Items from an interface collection

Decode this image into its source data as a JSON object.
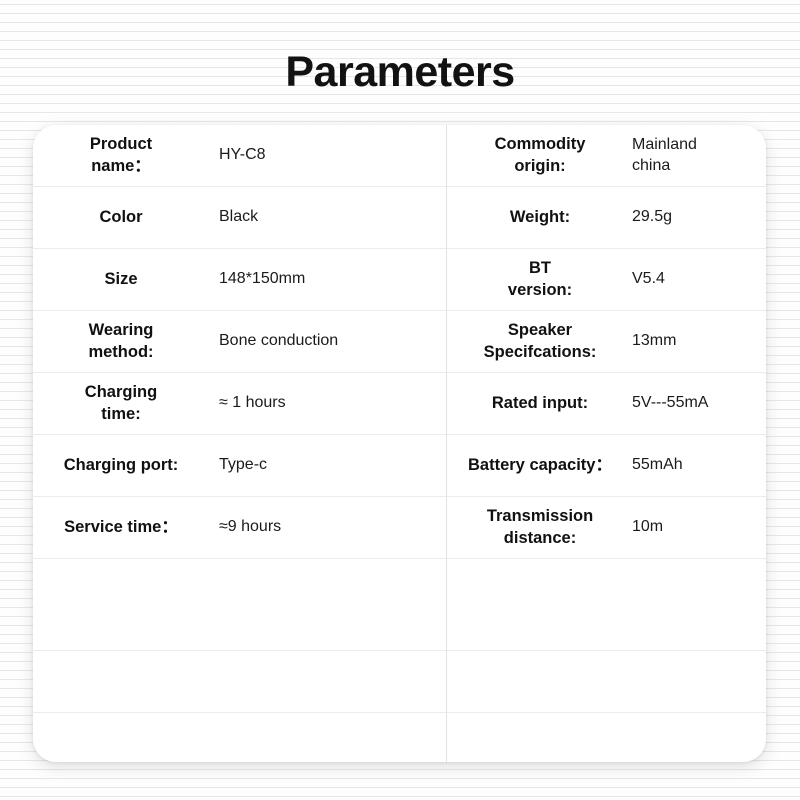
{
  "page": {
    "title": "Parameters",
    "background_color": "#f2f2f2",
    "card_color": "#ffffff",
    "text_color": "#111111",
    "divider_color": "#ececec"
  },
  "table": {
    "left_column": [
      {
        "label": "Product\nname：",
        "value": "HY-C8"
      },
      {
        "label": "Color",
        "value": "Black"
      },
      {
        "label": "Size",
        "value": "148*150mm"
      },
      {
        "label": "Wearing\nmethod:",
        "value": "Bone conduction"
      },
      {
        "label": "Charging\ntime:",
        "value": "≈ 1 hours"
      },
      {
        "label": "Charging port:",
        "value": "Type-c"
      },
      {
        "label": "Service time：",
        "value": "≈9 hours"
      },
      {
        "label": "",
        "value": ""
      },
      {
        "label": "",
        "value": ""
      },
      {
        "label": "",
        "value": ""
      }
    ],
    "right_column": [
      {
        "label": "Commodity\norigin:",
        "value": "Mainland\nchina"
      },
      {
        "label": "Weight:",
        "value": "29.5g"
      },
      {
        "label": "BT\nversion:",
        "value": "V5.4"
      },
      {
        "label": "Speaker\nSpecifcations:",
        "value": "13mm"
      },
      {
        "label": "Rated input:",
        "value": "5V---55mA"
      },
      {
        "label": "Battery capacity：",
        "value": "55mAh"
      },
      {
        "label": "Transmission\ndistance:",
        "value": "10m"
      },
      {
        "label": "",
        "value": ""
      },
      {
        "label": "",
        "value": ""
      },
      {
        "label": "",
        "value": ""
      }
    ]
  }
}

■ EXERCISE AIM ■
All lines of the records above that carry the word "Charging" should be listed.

■ EXPECTED OUTPUT ■
        "label": "Charging\ntime:",
        "label": "Charging port:",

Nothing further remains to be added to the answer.